Selecting the ‘best’ medium

Radio, TV, internet, various social media, print, magazines, video blog, podcast … researchers and communicators now have a plethora of communication media that they can use to tell their story.

But which one is best? And what do we mean by ‘best’?

In my last blog, we looked at your question “how do I best tell my research story?

And my answer is: “What do you want to say, and who to?”

Answering this question not only helps you plan your story, but also helps you select the best medium that can best address your story.

When you start the communication planning process, you may even realise you actually need a number of media to explain your story, especially where you have a complex problem and a number of target audiences who may all use different media.

Each medium has its advantages and drawbacks in the message(s) it can send and receive:

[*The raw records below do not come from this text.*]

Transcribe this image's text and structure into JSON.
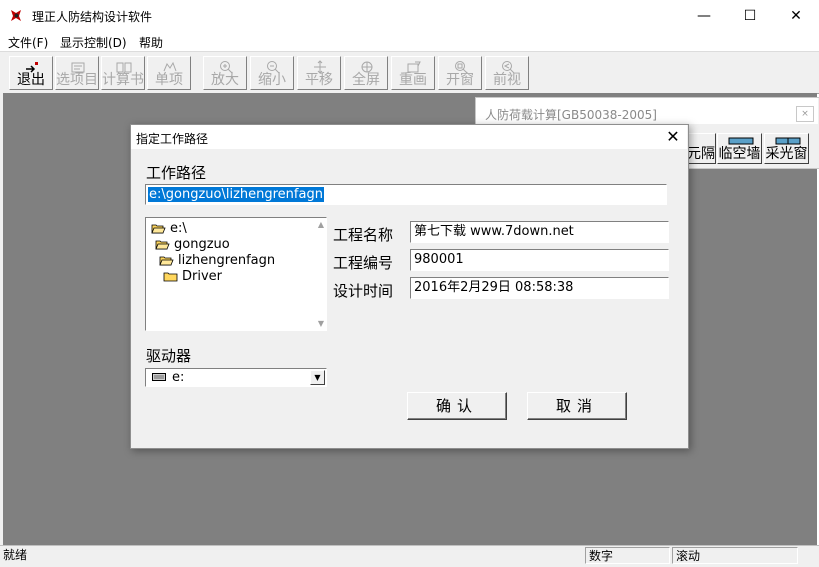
{
  "window": {
    "title": "理正人防结构设计软件",
    "minimize_glyph": "—",
    "maximize_glyph": "☐",
    "close_glyph": "✕"
  },
  "menu": {
    "items": [
      "文件(F)",
      "显示控制(D)",
      "帮助"
    ]
  },
  "toolbar": {
    "buttons": [
      {
        "label": "退出",
        "icon": "exit-icon",
        "enabled": true
      },
      {
        "label": "选项目",
        "icon": "select-project-icon",
        "enabled": false
      },
      {
        "label": "计算书",
        "icon": "report-icon",
        "enabled": false
      },
      {
        "label": "单项",
        "icon": "single-item-icon",
        "enabled": false
      },
      {
        "label": "放大",
        "icon": "zoom-in-icon",
        "enabled": false
      },
      {
        "label": "缩小",
        "icon": "zoom-out-icon",
        "enabled": false
      },
      {
        "label": "平移",
        "icon": "pan-icon",
        "enabled": false
      },
      {
        "label": "全屏",
        "icon": "fullscreen-icon",
        "enabled": false
      },
      {
        "label": "重画",
        "icon": "redraw-icon",
        "enabled": false
      },
      {
        "label": "开窗",
        "icon": "open-window-icon",
        "enabled": false
      },
      {
        "label": "前视",
        "icon": "previous-view-icon",
        "enabled": false
      }
    ]
  },
  "child_window": {
    "title": "人防荷载计算[GB50038-2005]",
    "close_glyph": "×",
    "buttons": [
      "元隔",
      "临空墙",
      "采光窗"
    ]
  },
  "dialog": {
    "title": "指定工作路径",
    "close_glyph": "✕",
    "path_label": "工作路径",
    "path_value": "e:\\gongzuo\\lizhengrenfagn",
    "tree": [
      "e:\\",
      "gongzuo",
      "lizhengrenfagn",
      "Driver"
    ],
    "project_name_label": "工程名称",
    "project_name_value": "第七下载 www.7down.net",
    "project_no_label": "工程编号",
    "project_no_value": "980001",
    "design_time_label": "设计时间",
    "design_time_value": "2016年2月29日 08:58:38",
    "drive_label": "驱动器",
    "drive_value": "e:",
    "ok_label": "确认",
    "cancel_label": "取消"
  },
  "status": {
    "ready": "就绪",
    "num": "数字",
    "scroll": "滚动"
  },
  "colors": {
    "selection": "#0078d7",
    "mdi_background": "#808080",
    "folder": "#ffd75e"
  }
}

  • Newspaper / Print – great for distributing facts, figures and opinions, but terrible for enabling a clash of ideas – it can get really one sided!
  • Radio and podcasting (sound) – fantastic for setting a scene and promoting an emotion, you just can’t use your eyes (which can also be a positive while your audience is driving!).
  • Photos, video and television (sight) – wonderful for telling a story with emotion, horrible for telling a lot of facts.
  • Website – nice for presenting print, audio and video files all in one place, as long as your audience has the appropriate device, online bandwidth and required access for the story.
  • Social media – brilliant for narrowcasting to particular audiences and receiving feedback from them, but only to those who want to hear that message. It’s also becoming very poor for broadcasting to a wide community as audiences for social media become more fragmented.

Each medium can play an important role in telling a research story – we just have to select the right media. In upcoming blogs, I will discuss each medium in more detail, including how it can be used to tell a story, and importantly who will be more likely take notice!

To help you develop your research message and select the most appropriate way to say it, contact The Comms Doctor® via email or visit the Comms Doctor® website.